TASK BRIEF: All of the records that follow need to be copied word for word, without the pictures.

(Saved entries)
Segment Open

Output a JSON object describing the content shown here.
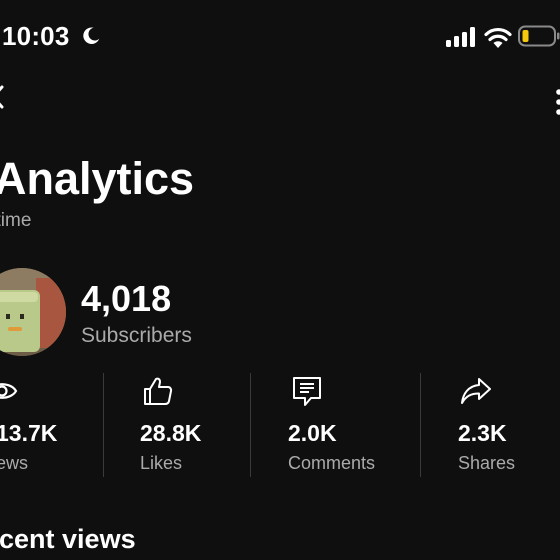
{
  "status_bar": {
    "time": "10:03",
    "battery_color": "#f6c90e"
  },
  "header": {
    "title": "Analytics",
    "subtitle": "l time"
  },
  "channel": {
    "subscribers_count": "4,018",
    "subscribers_label": "Subscribers"
  },
  "stats": [
    {
      "icon": "eye-icon",
      "value": "13.7K",
      "label": "ews"
    },
    {
      "icon": "thumbs-up-icon",
      "value": "28.8K",
      "label": "Likes"
    },
    {
      "icon": "comment-icon",
      "value": "2.0K",
      "label": "Comments"
    },
    {
      "icon": "share-icon",
      "value": "2.3K",
      "label": "Shares"
    }
  ],
  "section": {
    "recent_views": "ecent views"
  }
}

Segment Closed

WRITTEN ANSWER:
Output a JSON object describing the content shown here.
{
  "status_bar": {
    "time": "10:03",
    "battery_color": "#f6c90e"
  },
  "header": {
    "title": "Analytics",
    "subtitle": "l time"
  },
  "channel": {
    "subscribers_count": "4,018",
    "subscribers_label": "Subscribers"
  },
  "stats": [
    {
      "icon": "eye-icon",
      "value": "13.7K",
      "label": "ews"
    },
    {
      "icon": "thumbs-up-icon",
      "value": "28.8K",
      "label": "Likes"
    },
    {
      "icon": "comment-icon",
      "value": "2.0K",
      "label": "Comments"
    },
    {
      "icon": "share-icon",
      "value": "2.3K",
      "label": "Shares"
    }
  ],
  "section": {
    "recent_views": "ecent views"
  }
}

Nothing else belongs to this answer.